Yeah, I said it. I dabbled in being a critic a few years back and the culture started to become so incredibly toxic. Nowadays, anyone with a couple hundred bucks who can launch a website and pay for advertising can become a film “critic” and start being invited to press junkets and premieres. You don’t have to study for a degree anymore, you don’t have to watch a ton of movies and be educated in the art of creating film. You just need a YouTube Channel with reaction videos and the studio will probably allow you at the World Premiere.
But that’s not THE issue entirely, because some of those people who use the easy method actually enjoy watching film, deconstructing it, and looking for more movies to watch. The issue is that the bulk of people who are able to get verified on RottenTomatoes’ outdated criteria don’t understand film and they don’t review it properly. Here’s a quote from Deborah and Zack Snyder in 2014 via a HuffingtonPost article called “Zack Snyder Strikes Back“ by Mike Ryan.
Over your career, do you feel critics have been fair to you?
Zack Snyder: I don’t know. You know, it’s a funny thing that you should bring it up. I always feel like — and I always believe the movies I’ve made are smarter than the way they are perceived by sort of mass culture and by the critics. We set out to make smarter movies than what they’re perceived to be, do you know what I mean?
Deborah Snyder: I think it has to do, in a way, because I’ve thought about it, and I think some of it maybe is that if they have a visual style — if they’re from a graphic novel, if they happen to be genre — I think people sometimes don’t want to look to see if there’s a deeper meaning. To see if there’s symbolism, to see if there’s other things going on. It’s easier to dismiss it and say, “Oh, it looks like a video game.”
Zack Snyder: And, also, “It looks like a video game.” Well, maybe it’s supposed to look like a video game.

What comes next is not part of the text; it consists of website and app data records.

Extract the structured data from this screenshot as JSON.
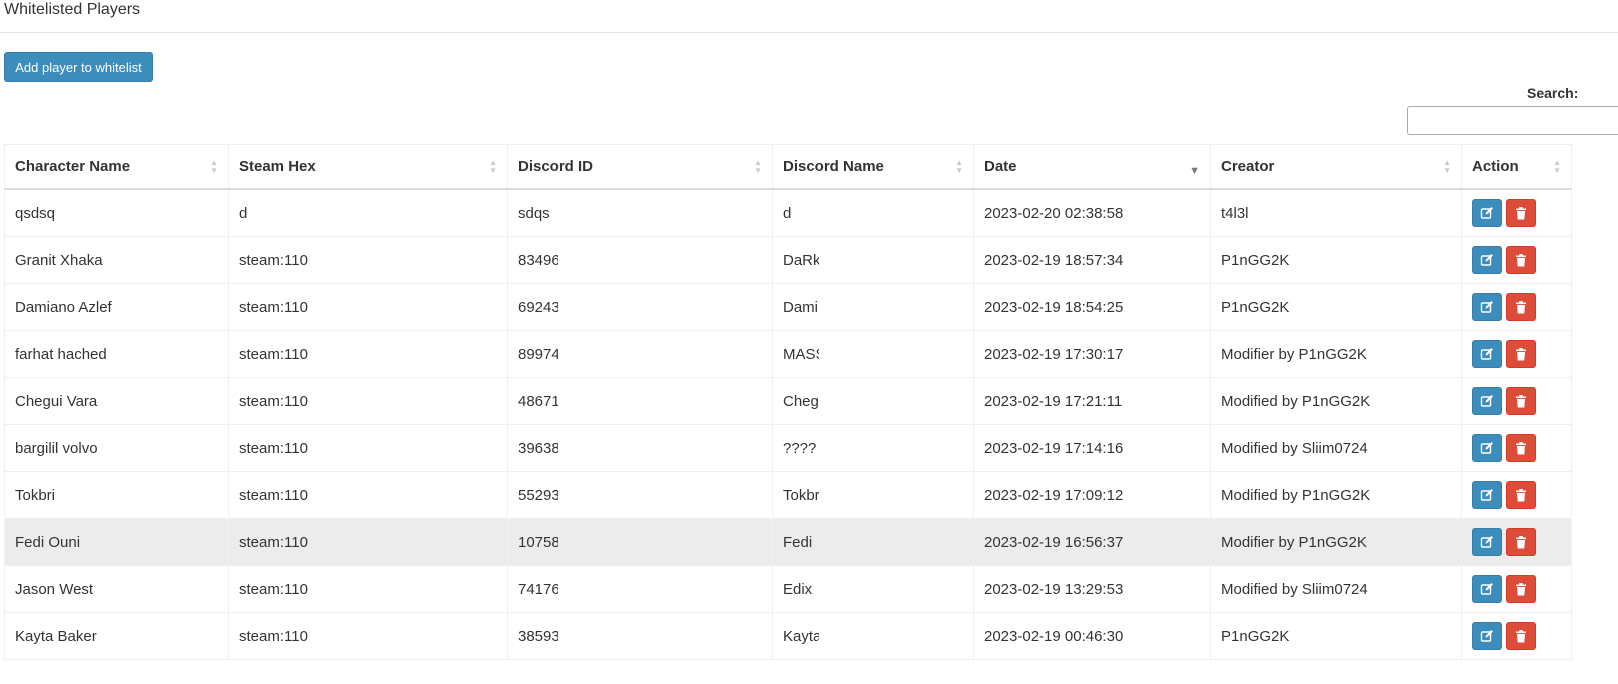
{
  "page": {
    "title": "Whitelisted Players"
  },
  "toolbar": {
    "add_label": "Add player to whitelist"
  },
  "search": {
    "label": "Search:",
    "placeholder": ""
  },
  "table": {
    "columns": [
      "Character Name",
      "Steam Hex",
      "Discord ID",
      "Discord Name",
      "Date",
      "Creator",
      "Action"
    ],
    "sorted_column": "Date",
    "sort_direction": "desc",
    "rows": [
      {
        "character_name": "qsdsq",
        "steam_hex": "d",
        "discord_id": "sdqs",
        "discord_name": "d",
        "date": "2023-02-20 02:38:58",
        "creator": "t4l3l"
      },
      {
        "character_name": "Granit Xhaka",
        "steam_hex": "steam:110",
        "discord_id": "83496",
        "discord_name": "DaRk",
        "date": "2023-02-19 18:57:34",
        "creator": "P1nGG2K"
      },
      {
        "character_name": "Damiano Azlef",
        "steam_hex": "steam:110",
        "discord_id": "69243",
        "discord_name": "Dami",
        "date": "2023-02-19 18:54:25",
        "creator": "P1nGG2K"
      },
      {
        "character_name": "farhat hached",
        "steam_hex": "steam:110",
        "discord_id": "89974",
        "discord_name": "MASS",
        "date": "2023-02-19 17:30:17",
        "creator": "Modifier by P1nGG2K"
      },
      {
        "character_name": "Chegui Vara",
        "steam_hex": "steam:110",
        "discord_id": "48671",
        "discord_name": "Cheg",
        "date": "2023-02-19 17:21:11",
        "creator": "Modified by P1nGG2K"
      },
      {
        "character_name": "bargilil volvo",
        "steam_hex": "steam:110",
        "discord_id": "39638",
        "discord_name": "????",
        "date": "2023-02-19 17:14:16",
        "creator": "Modified by Sliim0724"
      },
      {
        "character_name": "Tokbri",
        "steam_hex": "steam:110",
        "discord_id": "55293",
        "discord_name": "Tokbr",
        "date": "2023-02-19 17:09:12",
        "creator": "Modified by P1nGG2K"
      },
      {
        "character_name": "Fedi Ouni",
        "steam_hex": "steam:110",
        "discord_id": "10758",
        "discord_name": "Fedi",
        "date": "2023-02-19 16:56:37",
        "creator": "Modifier by P1nGG2K"
      },
      {
        "character_name": "Jason West",
        "steam_hex": "steam:110",
        "discord_id": "74176",
        "discord_name": "Edix",
        "date": "2023-02-19 13:29:53",
        "creator": "Modified by Sliim0724"
      },
      {
        "character_name": "Kayta Baker",
        "steam_hex": "steam:110",
        "discord_id": "38593",
        "discord_name": "Kayta",
        "date": "2023-02-19 00:46:30",
        "creator": "P1nGG2K"
      }
    ]
  },
  "icons": {
    "edit": "edit-icon",
    "delete": "trash-icon"
  },
  "colors": {
    "primary": "#3c8dbc",
    "danger": "#dd4b39",
    "hover_row": "#ececec"
  }
}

That last line incredibly resonates with me, I think. Nobody reviews films as they’re supposed to be, but instead of how the viewer wants it to be. This is stupidly dangerous to the film medium and has only be antagonized by YouTube trash like CinemaSins and HonestTrailers, who have also somewhat deluded the mainstream audience with videos like “Everything Wrong With”.
For example, I love The Last Witch Hunter. Vin Diesel gave an excellent performance and the movie is jampacked with aweinspiring visuals. And you know what? Someone could come up to me and say; “Alex, The Last Witch Hunter looks like a stupid LARPing CGI-infested movie with Vin Diesel.”.

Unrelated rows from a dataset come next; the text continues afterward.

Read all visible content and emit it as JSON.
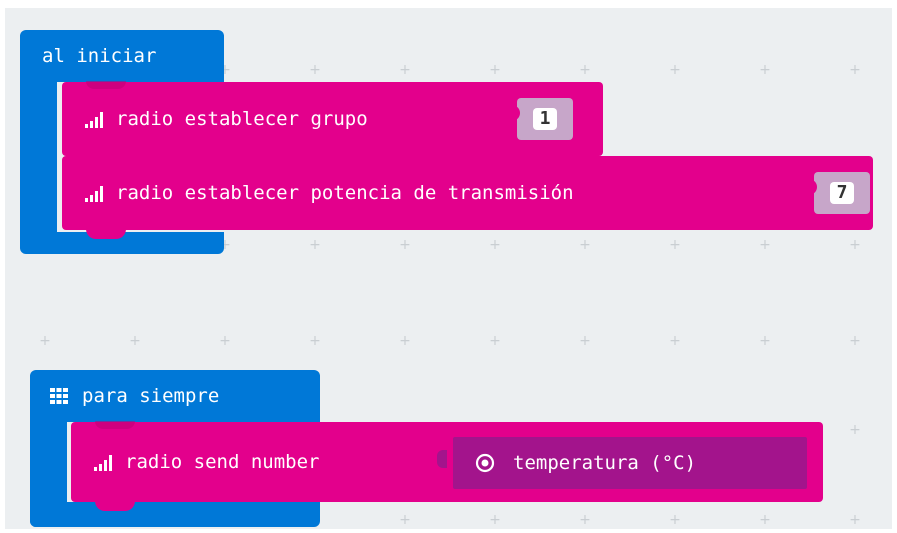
{
  "blocks": {
    "on_start": {
      "label": "al iniciar",
      "color": "#0078d7",
      "statements": [
        {
          "text": "radio establecer grupo",
          "value": "1",
          "icon": "signal-bars-icon"
        },
        {
          "text": "radio establecer potencia de transmisión",
          "value": "7",
          "icon": "signal-bars-icon"
        }
      ]
    },
    "forever": {
      "label": "para siempre",
      "icon": "grid-icon",
      "color": "#0078d7",
      "statements": [
        {
          "text": "radio send number",
          "icon": "signal-bars-icon",
          "reporter": {
            "text": "temperatura (°C)",
            "icon": "target-icon"
          }
        }
      ]
    }
  },
  "colors": {
    "radio_block": "#e3008c",
    "event_block": "#0078d7",
    "reporter": "#a3148c",
    "workspace": "#eceff1"
  }
}
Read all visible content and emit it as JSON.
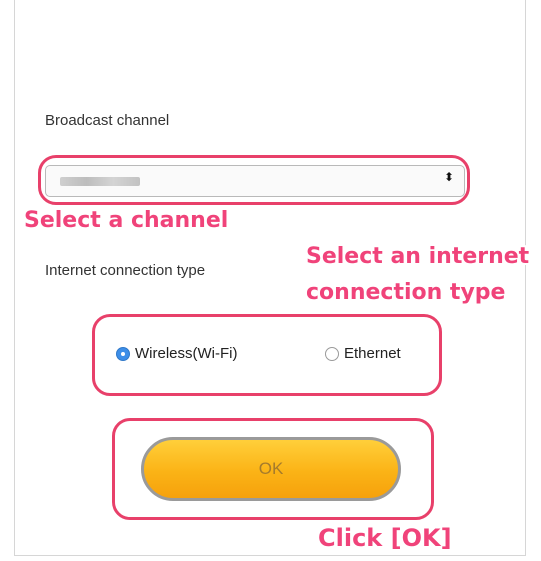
{
  "form": {
    "broadcast_label": "Broadcast channel",
    "connection_label": "Internet connection type",
    "select_arrow": "⬍",
    "radio_options": [
      {
        "label": "Wireless(Wi-Fi)",
        "checked": true
      },
      {
        "label": "Ethernet",
        "checked": false
      }
    ],
    "ok_label": "OK"
  },
  "annotations": {
    "select_channel": "Select a channel",
    "select_connection_line1": "Select an internet",
    "select_connection_line2": "connection type",
    "click_ok": "Click [OK]"
  },
  "colors": {
    "highlight": "#e8406a",
    "annotation_text": "#f0437a",
    "button_orange": "#fbb316",
    "radio_selected": "#3d8ee8"
  }
}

You know what I’d say back? “Well, maybe The Last Witch Hunter set out to be a fantastical adventure enhanced with gorgeous visual CGI design where Vin Diesel can roleplay as a badass ancient character who slays witches, and you know what? It knows it, and it excels at it. Because that’s what it wanted to do, and that’s why it’s awesome.”
Don’t get me wrong, some films are legitimately bad and don’t succeed at what they try to do at all, there’s plenty of those, but we can’t judge a movie for taking on a certain aesthetic, subject matter or tone. I judge movies at how well they succeed on doing what they set out to be, because that filmmaker had a very specific vision and he/she worked hard to get it done.
One of my all-time favorite movies is Snyder’s own Sucker Punch, and you know what score that movie has on Rotten Tomatoes? 24%, just a little less than Batman v Superman. And you know what? I don’t care, because Zack Snyder set out to change the game with that film and he succeeded. You might think Sucker Punch is the worst movie of all time, and that’s okay! It makes me happy, and if some other movie makes you happy whether that be Only God Forgives, Captain America Civil War or even Fifty Shades of Grey, then so be it. Keep watching those movies and stay happy, because if someone asks for your opinion, you’ll have your own unique identity and tale to tell about how you perceive those films.
As someone who is going to be a filmmaker, if there’s just one person who resonates with and enjoys my content, then I know I did my job right. So, if you like Batman v Superman and nobody else does, you’re that one person and take pride in knowing Zack Synder did his job right in making something you wanted to see and enjoyed.